The x axis contains information about opposing offenses. If a team is to the right of the origin the team will be playing better offenses in the second half than they did in the first half. If a team is to the left of the origin the team will be playing worse offenses in the second half than they did in the first half. A couple notable teams are the Titans and the Raiders. The Titans played some really great offensive teams in the first half including Cardinals, Chiefs, Bills, Rams, and the Colts twice. In the second half they will face the Jaguars, Dolphins, Steelers, and the Texans twice. So it makes sense we see them pretty far on the left side of the plot since they will be facing easier offenses. This means the Titans defense could be a great pick up down the stretch. The Raiders on the other hand will be facing better offenses. This is valuable information since if you believe the Raiders will get into some shoot outs to keep up with their opponents, Derek Carr is worth monitoring from a fantasy perspective.
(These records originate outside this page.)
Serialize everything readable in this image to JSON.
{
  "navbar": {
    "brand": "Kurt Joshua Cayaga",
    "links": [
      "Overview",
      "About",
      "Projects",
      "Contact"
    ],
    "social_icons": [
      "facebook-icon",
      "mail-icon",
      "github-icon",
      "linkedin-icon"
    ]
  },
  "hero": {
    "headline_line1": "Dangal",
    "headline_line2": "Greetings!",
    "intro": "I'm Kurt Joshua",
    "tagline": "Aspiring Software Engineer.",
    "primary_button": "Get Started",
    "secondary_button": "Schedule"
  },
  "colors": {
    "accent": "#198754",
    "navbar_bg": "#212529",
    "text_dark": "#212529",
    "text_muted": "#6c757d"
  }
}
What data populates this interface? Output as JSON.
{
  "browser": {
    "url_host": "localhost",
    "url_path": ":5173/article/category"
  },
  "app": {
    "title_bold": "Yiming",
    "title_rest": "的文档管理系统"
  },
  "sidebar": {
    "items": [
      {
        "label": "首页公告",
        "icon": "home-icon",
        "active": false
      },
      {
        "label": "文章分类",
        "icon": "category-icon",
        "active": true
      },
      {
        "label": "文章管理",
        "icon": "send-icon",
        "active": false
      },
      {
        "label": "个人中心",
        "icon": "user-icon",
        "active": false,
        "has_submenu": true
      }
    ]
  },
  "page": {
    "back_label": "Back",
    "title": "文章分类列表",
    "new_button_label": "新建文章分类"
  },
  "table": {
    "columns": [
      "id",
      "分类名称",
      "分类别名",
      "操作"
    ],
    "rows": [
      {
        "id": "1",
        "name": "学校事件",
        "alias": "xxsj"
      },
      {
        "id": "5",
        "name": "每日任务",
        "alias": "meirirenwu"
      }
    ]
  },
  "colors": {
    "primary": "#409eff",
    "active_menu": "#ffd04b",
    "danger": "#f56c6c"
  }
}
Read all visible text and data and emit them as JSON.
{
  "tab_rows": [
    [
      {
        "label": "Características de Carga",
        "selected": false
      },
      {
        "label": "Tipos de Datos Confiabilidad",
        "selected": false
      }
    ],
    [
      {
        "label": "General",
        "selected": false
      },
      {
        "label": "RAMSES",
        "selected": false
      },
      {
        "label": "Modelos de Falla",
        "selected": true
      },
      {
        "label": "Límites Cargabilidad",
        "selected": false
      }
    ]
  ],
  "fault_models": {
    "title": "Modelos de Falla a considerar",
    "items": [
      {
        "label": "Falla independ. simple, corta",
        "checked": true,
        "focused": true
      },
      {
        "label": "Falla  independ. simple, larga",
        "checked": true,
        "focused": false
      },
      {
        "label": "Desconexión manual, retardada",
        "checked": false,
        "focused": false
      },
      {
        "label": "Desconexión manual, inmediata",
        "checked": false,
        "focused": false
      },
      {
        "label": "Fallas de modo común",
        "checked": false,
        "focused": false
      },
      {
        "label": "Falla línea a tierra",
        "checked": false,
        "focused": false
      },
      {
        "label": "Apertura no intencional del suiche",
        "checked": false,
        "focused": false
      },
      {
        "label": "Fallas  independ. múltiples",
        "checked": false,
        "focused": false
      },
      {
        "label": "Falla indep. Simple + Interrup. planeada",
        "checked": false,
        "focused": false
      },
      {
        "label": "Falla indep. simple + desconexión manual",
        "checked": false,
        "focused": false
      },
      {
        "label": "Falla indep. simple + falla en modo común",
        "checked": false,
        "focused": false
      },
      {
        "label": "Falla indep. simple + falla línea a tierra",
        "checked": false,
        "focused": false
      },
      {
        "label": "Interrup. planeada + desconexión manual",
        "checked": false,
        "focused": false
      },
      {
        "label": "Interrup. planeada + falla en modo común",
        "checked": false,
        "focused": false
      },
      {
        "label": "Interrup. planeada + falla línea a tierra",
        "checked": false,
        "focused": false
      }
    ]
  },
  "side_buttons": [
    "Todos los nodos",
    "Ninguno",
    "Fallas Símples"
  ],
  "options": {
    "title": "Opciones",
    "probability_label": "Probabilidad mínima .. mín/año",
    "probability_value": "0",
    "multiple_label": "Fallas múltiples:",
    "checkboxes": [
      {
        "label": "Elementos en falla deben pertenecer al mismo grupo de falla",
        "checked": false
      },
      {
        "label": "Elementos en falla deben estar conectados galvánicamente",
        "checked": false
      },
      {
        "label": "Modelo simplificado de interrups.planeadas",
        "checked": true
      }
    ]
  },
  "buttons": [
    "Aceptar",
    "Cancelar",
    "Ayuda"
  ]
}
The y axis contains information about opposing defenses. If a team is above the origin the team will be playing worse defenses in the second half than they did in the first half. If a team is below the origin the team will be playing better defenses in the second half than they did in the first half. The Bills for example will be facing much better defenses in their final 8 games. They face off against the Saints, Panthers and the Patriots twice. All of these teams are top 10 defenses according to Pro Football Reference. It is also interesting to note the Bills play the Jets (possibly the worst defense in the league) in week 18 and this is baked into our analysis. If you do not play week 18 in your fantasy football leagues then you don't get the points from this easy match up. If you are interested I recommend playing with this analysis and cutting off week 18 to get more specific results for your fantasy football leagues.

As a final note I'd like to add that this analysis does not take into account a couple things. First off, we are looking specifically at how teams have performed in the first half of the season and assuming their performance will be similar in the future. This doesn't account for future injuries (or players returning), home / road splits, or if a team is on a hot streak. Like I mentioned before this is a helpful analysis when trying to evaluate players performances so far this season and if their schedule will lighten up the rest of the way.

I'll leave the full list of defensive EPA deltas below. Thanks for reading!

Offense_EPA_Delta Defense_EPA_Delta
BUF 0.032660 -0.074916
IND 0.017576 -0.061019
NE 0.034564 -0.036731
ATL 0.004538 -0.035490
TB -0.025732 -0.030051
WAS -0.016768 -0.017858
KC -0.010037 -0.016972
BAL 0.002009 -0.014294
LA 0.022284 -0.013198
CIN 0.050457 -0.012448
CAR 0.017572 -0.011302
CHI -0.007382 -0.010194
LV 0.032828 -0.008129
NO -0.008228 -0.007803
DET -0.013554 0.002108
ARI 0.006472 0.004757
LAC -0.038776 0.007439
DEN 0.028261 0.011700
MIA -0.033951 0.014193
PIT 0.034952 0.015708
SEA -0.033785 0.017025
CLE -0.002370 0.017172
GB 0.001488 0.017510
SF -0.041011 0.018394
PHI -0.019668 0.019391
NYG 0.007705 0.020212
TEN -0.079209 0.024465
DAL 0.010094 0.027720
MIN -0.009664 0.037633
NYJ -0.038668 0.041142
JAX -0.013211 0.045372
HOU -0.004387 0.064132